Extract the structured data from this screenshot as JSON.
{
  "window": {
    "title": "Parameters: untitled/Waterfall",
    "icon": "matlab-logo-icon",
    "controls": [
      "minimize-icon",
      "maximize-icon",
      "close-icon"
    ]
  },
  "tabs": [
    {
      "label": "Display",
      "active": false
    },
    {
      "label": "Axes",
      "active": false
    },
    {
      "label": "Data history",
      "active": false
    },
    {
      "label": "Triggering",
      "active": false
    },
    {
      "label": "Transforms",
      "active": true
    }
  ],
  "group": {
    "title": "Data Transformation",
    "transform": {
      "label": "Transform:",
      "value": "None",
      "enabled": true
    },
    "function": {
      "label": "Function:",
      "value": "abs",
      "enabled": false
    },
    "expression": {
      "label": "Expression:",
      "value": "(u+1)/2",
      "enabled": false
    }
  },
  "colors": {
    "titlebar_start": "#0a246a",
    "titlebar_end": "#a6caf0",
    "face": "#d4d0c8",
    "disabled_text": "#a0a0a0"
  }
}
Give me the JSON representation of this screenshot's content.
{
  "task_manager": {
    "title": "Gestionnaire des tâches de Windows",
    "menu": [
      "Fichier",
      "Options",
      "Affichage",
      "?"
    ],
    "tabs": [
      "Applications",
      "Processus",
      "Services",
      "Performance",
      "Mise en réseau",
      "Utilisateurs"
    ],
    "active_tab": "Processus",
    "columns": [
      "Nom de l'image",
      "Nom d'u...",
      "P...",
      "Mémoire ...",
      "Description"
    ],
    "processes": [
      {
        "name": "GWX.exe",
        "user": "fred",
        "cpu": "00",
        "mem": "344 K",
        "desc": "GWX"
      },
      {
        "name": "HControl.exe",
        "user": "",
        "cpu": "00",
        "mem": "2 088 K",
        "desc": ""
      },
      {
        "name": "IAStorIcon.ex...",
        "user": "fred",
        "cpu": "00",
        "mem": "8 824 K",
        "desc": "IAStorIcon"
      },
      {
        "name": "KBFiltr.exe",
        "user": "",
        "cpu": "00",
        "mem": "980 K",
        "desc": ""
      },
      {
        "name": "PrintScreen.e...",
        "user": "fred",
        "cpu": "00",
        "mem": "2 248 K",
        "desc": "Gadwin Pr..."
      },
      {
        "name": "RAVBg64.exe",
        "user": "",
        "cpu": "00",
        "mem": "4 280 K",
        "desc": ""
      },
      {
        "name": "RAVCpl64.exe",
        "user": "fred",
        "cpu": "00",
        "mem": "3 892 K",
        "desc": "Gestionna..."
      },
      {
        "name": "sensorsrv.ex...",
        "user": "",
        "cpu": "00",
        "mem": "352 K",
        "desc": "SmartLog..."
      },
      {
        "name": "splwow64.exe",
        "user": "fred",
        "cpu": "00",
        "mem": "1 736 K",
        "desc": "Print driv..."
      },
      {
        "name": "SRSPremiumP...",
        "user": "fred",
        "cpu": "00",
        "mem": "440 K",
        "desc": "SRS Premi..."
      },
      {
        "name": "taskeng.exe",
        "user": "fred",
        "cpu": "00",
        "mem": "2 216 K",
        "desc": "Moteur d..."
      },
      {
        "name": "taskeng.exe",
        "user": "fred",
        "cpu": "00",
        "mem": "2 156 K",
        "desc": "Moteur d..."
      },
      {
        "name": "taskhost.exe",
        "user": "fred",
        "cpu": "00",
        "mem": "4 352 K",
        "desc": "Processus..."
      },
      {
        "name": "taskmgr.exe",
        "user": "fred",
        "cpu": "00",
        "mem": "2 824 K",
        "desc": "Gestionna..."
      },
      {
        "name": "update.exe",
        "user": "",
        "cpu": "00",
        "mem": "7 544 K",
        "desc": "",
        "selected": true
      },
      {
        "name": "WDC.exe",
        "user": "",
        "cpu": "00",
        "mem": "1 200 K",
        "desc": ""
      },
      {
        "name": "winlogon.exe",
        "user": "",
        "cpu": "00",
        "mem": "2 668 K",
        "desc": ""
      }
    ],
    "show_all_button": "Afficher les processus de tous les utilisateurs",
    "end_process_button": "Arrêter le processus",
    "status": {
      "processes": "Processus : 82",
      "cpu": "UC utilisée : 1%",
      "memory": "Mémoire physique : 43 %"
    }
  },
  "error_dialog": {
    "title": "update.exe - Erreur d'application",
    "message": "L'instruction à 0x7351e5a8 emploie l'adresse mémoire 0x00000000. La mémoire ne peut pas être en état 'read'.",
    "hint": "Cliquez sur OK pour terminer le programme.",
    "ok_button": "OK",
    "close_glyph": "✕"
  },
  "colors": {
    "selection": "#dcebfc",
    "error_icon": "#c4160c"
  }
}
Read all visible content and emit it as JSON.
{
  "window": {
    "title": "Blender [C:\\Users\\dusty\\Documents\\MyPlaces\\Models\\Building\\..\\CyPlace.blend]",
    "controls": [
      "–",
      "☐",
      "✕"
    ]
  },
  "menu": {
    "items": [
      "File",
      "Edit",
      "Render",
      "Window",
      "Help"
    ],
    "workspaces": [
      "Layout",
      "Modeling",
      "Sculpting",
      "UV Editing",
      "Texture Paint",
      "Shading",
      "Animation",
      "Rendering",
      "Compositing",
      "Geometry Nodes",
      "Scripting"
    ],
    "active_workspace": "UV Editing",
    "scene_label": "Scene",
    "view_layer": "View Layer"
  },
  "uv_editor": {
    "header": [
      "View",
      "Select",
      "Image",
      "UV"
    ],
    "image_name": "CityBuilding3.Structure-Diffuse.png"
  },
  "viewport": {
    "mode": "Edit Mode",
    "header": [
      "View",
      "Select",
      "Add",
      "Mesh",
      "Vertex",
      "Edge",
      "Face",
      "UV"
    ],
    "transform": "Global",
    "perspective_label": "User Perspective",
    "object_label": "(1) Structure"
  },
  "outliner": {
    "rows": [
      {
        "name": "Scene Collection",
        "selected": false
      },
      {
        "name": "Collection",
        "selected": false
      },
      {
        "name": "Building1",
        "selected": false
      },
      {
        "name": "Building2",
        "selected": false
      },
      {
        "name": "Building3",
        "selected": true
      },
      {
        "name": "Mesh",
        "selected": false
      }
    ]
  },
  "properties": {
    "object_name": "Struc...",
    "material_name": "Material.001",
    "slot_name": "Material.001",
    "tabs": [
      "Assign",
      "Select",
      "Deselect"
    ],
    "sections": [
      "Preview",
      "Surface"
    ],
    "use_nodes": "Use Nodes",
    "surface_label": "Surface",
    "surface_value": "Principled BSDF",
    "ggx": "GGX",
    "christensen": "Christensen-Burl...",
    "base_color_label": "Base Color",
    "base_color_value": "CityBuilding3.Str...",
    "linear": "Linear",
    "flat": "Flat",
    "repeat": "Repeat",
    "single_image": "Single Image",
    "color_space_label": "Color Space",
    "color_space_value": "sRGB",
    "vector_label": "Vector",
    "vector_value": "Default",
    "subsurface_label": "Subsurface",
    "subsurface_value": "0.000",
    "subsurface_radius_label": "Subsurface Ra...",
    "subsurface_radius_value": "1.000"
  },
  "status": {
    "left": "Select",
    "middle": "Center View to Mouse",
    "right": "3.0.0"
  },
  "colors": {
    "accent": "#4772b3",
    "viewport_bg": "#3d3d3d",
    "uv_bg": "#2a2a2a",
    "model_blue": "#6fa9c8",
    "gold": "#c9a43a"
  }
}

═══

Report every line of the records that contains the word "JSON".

Extract the structured data from this screenshot as JSON.
Give me the JSON representation of this screenshot's content.
Read all visible content and emit it as JSON.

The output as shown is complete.